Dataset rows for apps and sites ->

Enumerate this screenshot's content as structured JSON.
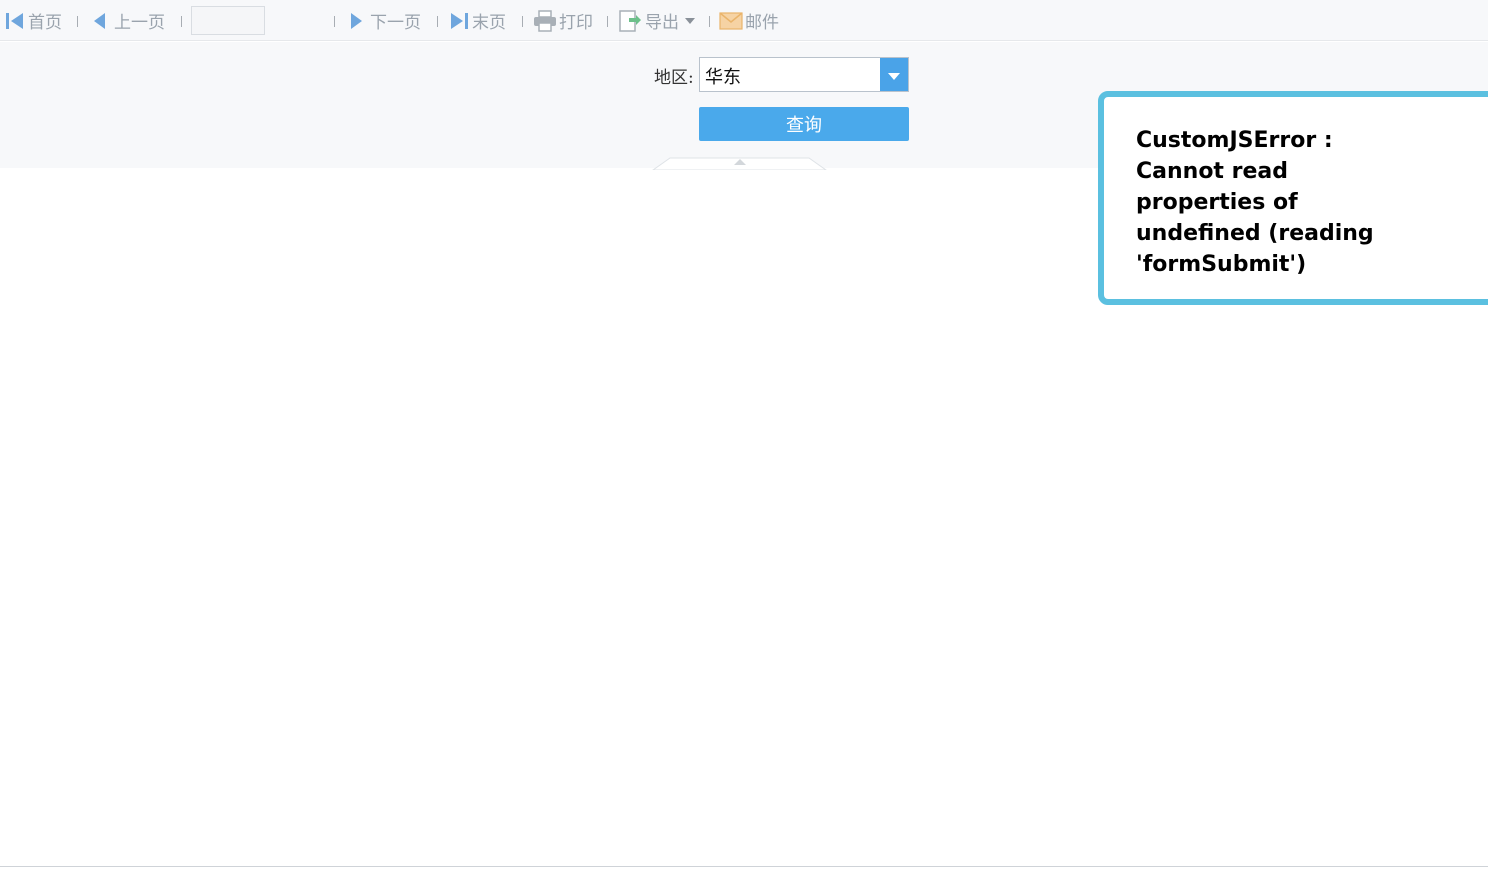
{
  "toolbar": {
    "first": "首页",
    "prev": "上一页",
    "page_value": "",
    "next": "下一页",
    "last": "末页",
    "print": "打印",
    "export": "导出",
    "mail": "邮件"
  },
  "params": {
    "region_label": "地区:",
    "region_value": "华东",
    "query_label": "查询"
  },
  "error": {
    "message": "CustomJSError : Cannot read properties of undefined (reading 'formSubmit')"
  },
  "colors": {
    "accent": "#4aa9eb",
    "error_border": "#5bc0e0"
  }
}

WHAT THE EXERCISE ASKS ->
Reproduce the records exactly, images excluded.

TASK RESPONSE ->
Enumerate this screenshot's content as structured JSON.
{
  "toolbar": {
    "first": "首页",
    "prev": "上一页",
    "page_value": "",
    "next": "下一页",
    "last": "末页",
    "print": "打印",
    "export": "导出",
    "mail": "邮件"
  },
  "params": {
    "region_label": "地区:",
    "region_value": "华东",
    "query_label": "查询"
  },
  "error": {
    "message": "CustomJSError : Cannot read properties of undefined (reading 'formSubmit')"
  },
  "colors": {
    "accent": "#4aa9eb",
    "error_border": "#5bc0e0"
  }
}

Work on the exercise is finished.